State the number of lines with "Policy" in the listing, leaving out everything else.
..........
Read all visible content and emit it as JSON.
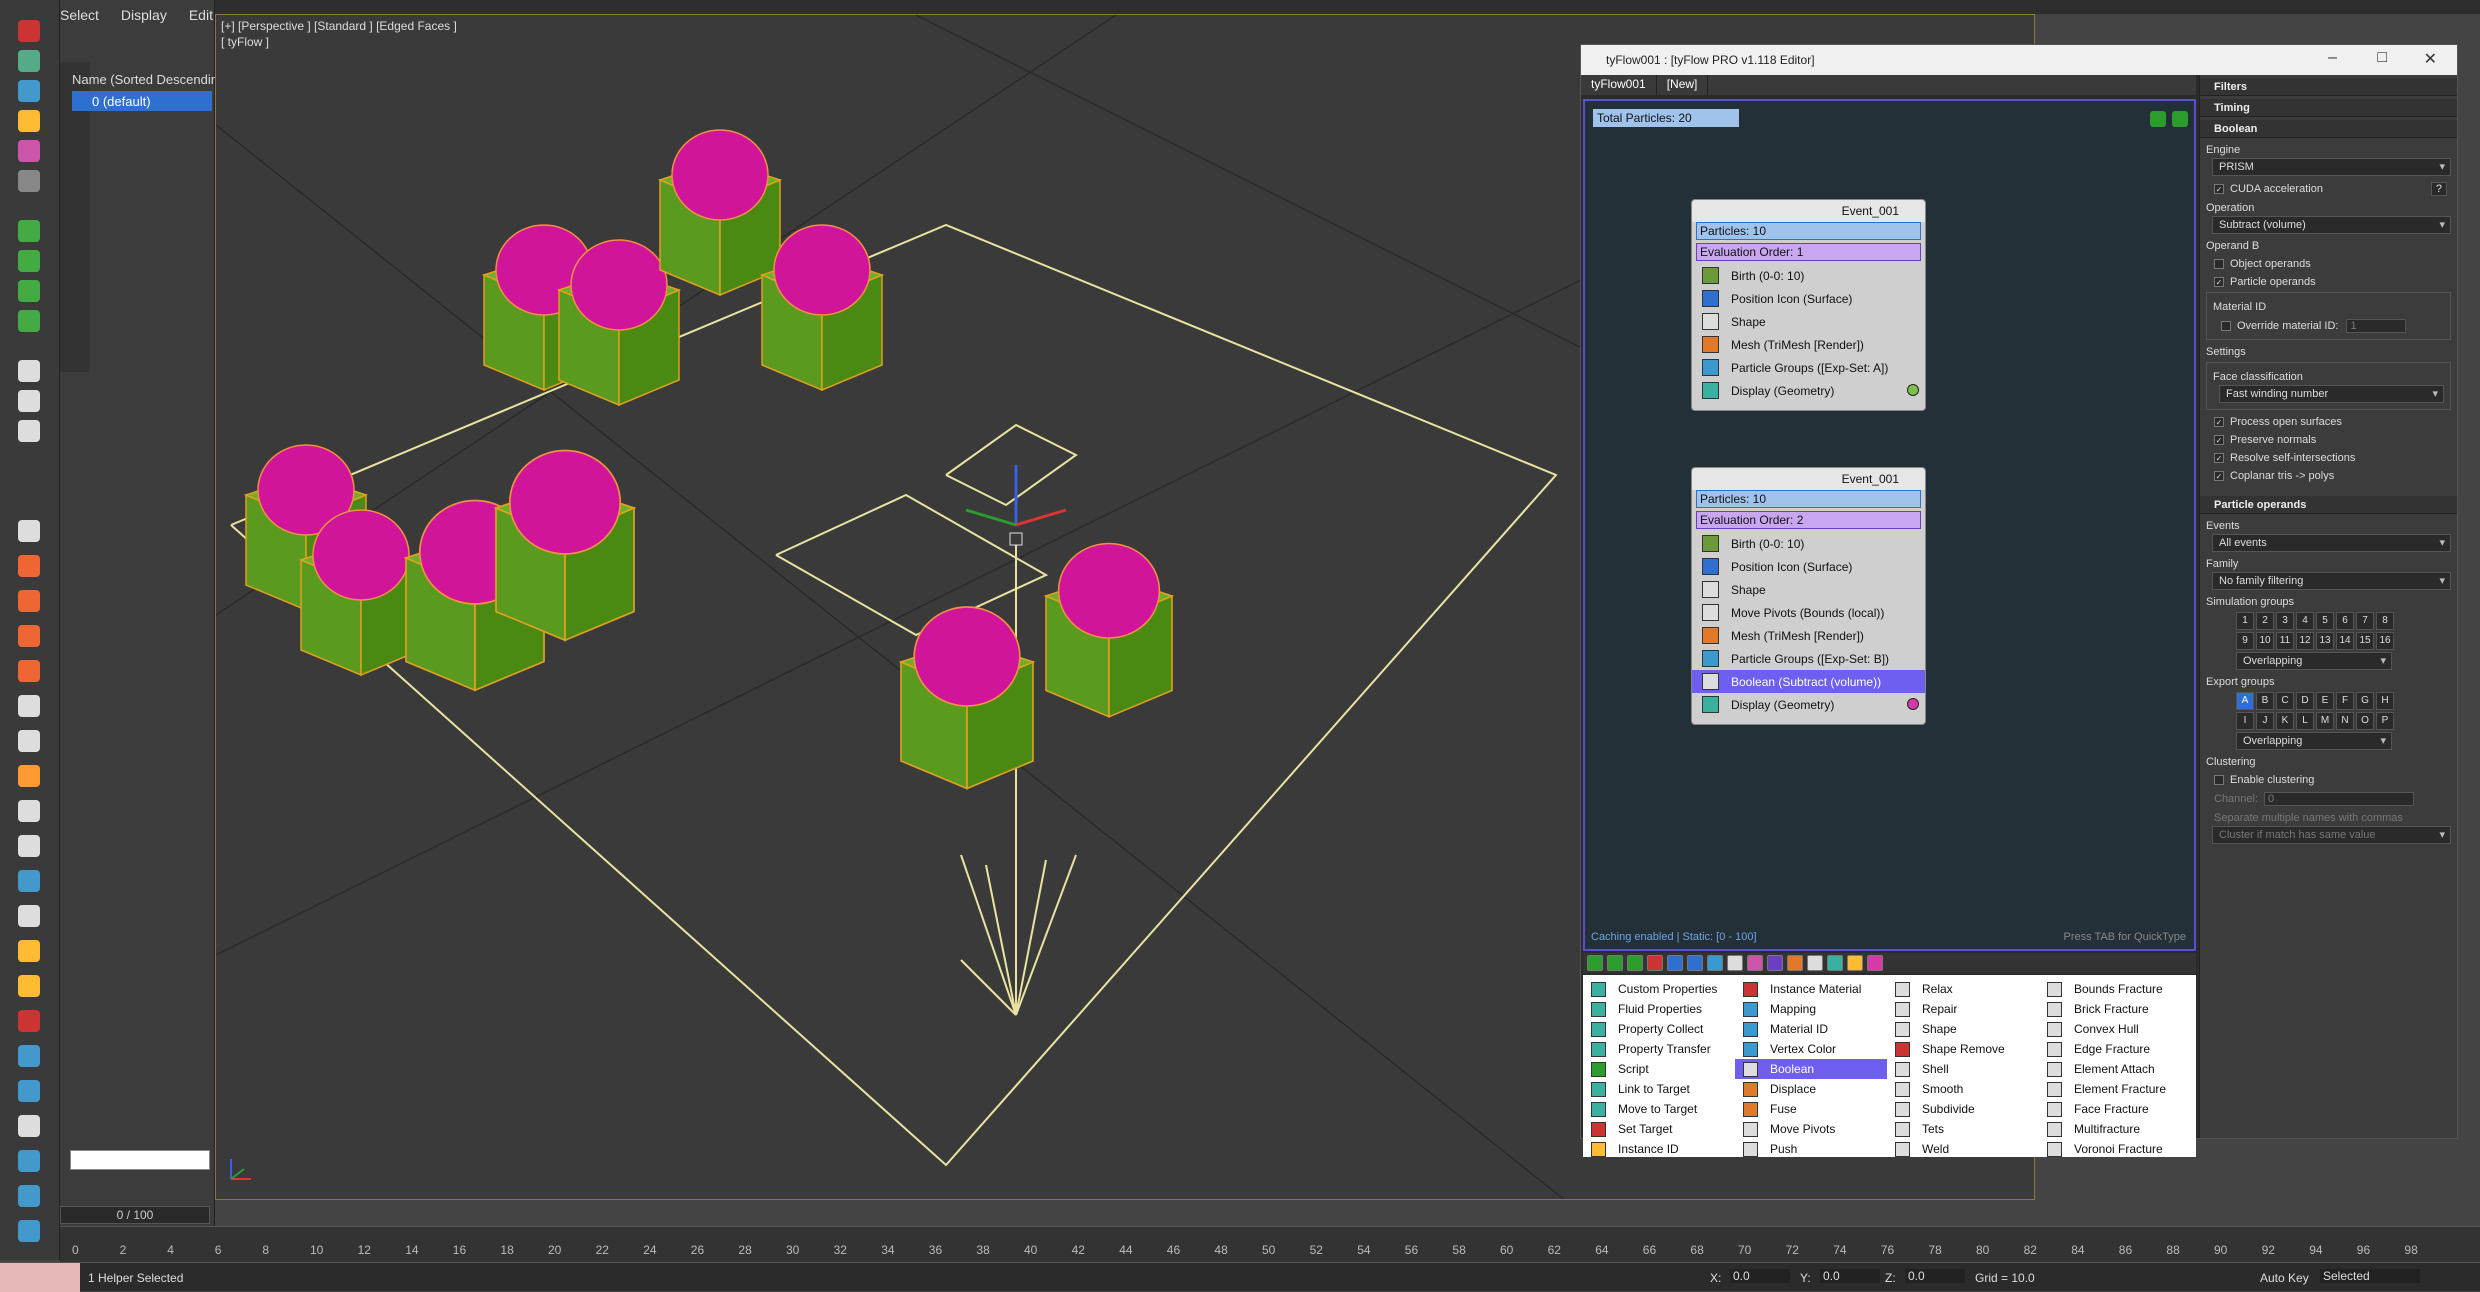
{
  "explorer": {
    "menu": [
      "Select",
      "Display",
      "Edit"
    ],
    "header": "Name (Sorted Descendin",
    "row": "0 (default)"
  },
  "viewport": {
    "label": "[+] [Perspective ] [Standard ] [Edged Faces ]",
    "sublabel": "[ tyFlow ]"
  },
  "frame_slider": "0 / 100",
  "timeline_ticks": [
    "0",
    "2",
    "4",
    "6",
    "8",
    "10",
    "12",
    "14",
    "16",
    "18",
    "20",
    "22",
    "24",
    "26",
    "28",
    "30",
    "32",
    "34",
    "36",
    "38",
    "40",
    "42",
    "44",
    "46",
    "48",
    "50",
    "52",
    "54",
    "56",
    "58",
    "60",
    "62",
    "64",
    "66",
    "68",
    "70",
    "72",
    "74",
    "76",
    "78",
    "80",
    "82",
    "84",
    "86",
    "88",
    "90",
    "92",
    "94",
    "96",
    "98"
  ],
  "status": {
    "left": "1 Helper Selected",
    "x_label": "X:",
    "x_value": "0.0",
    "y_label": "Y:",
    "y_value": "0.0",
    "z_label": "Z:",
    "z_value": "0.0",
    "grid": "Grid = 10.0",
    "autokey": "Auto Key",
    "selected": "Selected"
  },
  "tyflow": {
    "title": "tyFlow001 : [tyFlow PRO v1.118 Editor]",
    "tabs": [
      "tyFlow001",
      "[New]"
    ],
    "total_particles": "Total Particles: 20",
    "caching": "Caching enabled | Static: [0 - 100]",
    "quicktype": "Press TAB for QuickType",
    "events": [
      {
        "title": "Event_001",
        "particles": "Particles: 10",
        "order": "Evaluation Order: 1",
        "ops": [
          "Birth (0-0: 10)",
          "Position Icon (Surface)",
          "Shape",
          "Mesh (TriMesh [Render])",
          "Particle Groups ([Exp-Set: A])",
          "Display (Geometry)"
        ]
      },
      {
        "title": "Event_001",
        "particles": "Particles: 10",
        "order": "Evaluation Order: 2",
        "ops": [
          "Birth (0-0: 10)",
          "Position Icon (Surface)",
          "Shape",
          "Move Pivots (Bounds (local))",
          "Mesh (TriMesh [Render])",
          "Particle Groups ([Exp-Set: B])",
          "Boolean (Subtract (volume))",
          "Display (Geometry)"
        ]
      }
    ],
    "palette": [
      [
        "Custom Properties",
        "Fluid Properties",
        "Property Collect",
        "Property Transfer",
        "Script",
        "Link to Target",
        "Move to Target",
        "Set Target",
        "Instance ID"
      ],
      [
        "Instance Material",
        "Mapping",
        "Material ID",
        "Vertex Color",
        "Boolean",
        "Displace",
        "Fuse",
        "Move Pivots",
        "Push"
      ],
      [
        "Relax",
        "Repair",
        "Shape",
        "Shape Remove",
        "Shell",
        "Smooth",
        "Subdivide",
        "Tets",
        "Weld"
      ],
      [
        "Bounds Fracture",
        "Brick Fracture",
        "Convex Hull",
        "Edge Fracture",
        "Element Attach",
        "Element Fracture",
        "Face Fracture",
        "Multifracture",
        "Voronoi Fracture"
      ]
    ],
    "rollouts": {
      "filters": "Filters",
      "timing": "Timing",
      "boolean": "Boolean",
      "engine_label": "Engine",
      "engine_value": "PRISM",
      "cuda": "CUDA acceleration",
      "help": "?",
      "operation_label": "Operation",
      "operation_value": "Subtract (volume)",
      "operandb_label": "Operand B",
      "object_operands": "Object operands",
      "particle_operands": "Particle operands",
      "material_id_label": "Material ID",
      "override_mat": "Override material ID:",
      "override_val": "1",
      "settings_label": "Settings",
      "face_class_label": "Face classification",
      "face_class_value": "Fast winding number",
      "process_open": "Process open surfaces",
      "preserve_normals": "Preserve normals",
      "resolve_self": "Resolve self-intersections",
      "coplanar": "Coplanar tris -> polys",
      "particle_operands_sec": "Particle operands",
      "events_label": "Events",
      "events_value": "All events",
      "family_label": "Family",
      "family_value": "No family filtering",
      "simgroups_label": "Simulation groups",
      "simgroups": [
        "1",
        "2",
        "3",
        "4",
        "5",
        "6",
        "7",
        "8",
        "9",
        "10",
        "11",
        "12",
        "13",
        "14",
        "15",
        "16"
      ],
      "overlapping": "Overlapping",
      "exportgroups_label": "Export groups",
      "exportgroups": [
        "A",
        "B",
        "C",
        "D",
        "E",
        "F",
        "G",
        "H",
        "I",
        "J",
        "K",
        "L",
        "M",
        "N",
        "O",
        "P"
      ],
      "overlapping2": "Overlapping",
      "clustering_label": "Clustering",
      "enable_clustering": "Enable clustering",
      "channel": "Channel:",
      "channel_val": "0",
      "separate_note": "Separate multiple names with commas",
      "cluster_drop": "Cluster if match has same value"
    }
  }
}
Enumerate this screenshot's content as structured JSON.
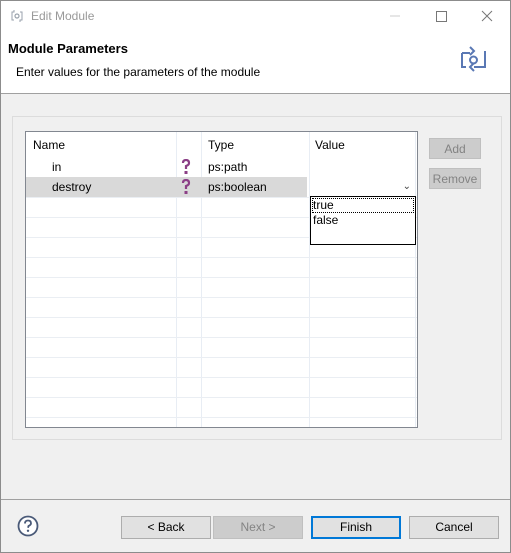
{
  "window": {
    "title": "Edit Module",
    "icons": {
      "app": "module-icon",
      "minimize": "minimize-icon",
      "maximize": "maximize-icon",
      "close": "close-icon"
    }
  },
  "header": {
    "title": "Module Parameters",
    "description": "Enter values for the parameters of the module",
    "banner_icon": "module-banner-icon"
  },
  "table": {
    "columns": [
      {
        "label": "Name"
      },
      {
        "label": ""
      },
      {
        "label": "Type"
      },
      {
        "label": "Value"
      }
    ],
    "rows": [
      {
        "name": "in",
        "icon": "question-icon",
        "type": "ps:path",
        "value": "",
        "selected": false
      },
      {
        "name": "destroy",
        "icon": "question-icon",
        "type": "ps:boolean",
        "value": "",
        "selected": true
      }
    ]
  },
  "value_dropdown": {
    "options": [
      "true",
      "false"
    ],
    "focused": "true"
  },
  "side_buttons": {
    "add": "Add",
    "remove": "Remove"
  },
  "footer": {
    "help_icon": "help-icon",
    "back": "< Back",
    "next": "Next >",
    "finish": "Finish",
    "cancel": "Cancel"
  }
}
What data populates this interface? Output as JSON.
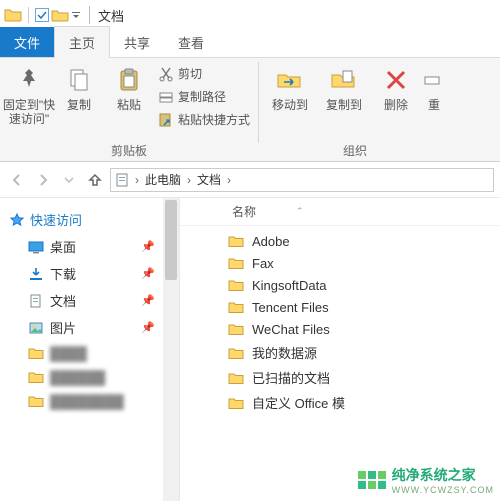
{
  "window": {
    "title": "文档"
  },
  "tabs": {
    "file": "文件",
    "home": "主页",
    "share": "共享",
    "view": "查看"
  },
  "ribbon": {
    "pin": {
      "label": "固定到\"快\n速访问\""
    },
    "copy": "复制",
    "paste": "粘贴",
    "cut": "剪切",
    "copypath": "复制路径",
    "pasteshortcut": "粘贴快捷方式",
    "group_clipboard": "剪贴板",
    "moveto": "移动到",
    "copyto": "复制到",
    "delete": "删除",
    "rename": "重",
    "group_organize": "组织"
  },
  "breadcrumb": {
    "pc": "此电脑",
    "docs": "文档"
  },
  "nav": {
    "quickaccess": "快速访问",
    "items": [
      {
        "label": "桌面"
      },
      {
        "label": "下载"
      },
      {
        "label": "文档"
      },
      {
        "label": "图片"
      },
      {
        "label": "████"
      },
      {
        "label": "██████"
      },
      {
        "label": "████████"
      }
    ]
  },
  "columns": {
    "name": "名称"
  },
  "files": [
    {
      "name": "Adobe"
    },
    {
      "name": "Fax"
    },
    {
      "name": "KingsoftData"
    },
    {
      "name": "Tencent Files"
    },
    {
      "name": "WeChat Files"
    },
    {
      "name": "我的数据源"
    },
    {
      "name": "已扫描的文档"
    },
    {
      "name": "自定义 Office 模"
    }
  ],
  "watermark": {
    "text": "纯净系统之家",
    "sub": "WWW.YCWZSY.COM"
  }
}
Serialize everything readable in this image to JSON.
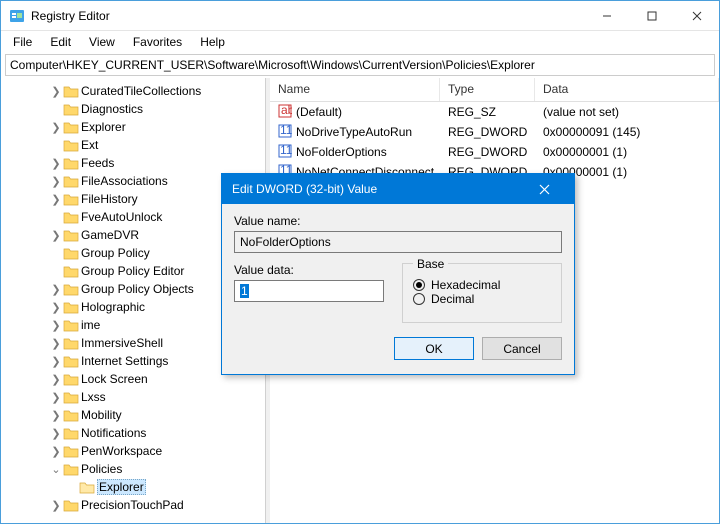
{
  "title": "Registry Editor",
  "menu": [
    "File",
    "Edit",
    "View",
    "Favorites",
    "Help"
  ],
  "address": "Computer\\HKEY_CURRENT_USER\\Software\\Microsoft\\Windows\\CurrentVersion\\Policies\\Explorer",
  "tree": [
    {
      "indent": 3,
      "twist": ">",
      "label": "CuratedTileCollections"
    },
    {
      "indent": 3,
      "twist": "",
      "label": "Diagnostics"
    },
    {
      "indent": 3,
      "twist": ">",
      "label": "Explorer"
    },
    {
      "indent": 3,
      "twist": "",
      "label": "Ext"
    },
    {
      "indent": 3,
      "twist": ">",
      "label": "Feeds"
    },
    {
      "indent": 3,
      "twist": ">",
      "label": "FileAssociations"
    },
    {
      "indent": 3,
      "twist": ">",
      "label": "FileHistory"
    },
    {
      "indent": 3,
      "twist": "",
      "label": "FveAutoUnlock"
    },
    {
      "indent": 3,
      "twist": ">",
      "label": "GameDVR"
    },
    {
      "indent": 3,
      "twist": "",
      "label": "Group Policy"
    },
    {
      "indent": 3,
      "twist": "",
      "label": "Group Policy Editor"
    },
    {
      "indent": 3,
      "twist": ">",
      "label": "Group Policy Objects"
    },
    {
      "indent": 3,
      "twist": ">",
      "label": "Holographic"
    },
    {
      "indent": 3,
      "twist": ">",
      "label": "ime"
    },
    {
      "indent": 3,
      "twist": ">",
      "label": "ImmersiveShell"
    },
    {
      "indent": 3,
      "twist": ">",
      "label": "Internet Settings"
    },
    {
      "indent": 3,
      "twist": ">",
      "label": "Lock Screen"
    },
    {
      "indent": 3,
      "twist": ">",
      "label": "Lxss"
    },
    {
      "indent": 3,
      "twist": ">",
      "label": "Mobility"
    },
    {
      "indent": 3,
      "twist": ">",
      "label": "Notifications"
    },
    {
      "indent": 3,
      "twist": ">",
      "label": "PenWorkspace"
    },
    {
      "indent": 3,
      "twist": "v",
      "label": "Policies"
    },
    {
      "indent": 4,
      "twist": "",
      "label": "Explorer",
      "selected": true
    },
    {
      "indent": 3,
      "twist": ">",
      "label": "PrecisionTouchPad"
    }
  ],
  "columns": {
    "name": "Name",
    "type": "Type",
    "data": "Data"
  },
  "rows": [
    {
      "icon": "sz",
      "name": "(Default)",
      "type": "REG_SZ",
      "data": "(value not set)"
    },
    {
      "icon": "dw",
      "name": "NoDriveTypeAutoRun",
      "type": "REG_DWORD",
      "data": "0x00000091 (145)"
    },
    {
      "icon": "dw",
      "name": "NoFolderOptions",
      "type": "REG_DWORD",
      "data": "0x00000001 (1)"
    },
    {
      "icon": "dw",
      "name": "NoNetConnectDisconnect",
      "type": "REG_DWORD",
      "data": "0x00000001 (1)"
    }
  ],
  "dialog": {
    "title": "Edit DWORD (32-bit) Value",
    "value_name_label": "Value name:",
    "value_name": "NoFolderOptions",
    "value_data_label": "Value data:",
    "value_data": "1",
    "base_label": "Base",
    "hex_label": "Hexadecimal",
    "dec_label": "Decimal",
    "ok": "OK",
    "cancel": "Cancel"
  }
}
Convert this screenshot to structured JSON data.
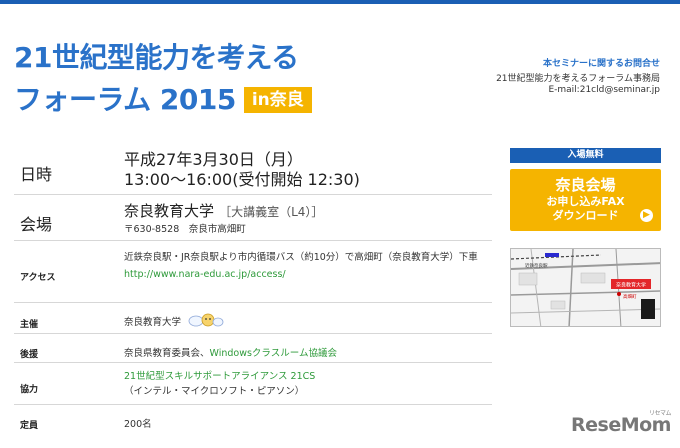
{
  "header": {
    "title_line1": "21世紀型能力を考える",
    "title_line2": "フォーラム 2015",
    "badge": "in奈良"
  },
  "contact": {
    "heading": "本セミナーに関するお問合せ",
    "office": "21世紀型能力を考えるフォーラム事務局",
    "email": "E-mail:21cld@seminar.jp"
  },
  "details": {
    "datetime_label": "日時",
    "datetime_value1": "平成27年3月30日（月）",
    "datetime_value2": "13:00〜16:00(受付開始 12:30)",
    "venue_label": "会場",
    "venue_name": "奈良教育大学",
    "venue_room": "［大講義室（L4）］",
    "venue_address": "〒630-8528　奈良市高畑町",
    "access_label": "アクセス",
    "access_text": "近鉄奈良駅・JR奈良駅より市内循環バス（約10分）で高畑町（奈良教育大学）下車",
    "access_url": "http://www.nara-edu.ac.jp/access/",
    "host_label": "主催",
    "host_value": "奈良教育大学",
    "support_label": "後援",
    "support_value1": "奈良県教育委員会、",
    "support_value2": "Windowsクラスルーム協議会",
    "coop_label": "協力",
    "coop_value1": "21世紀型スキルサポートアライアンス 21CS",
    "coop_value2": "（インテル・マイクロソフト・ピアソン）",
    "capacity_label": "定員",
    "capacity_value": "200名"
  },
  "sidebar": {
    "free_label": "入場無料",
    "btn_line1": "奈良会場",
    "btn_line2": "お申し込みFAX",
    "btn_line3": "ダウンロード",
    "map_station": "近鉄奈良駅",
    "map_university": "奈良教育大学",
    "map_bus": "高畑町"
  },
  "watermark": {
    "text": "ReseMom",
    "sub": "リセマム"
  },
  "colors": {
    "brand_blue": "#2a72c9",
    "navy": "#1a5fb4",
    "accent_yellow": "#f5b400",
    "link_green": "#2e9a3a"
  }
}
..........
Answer space:
3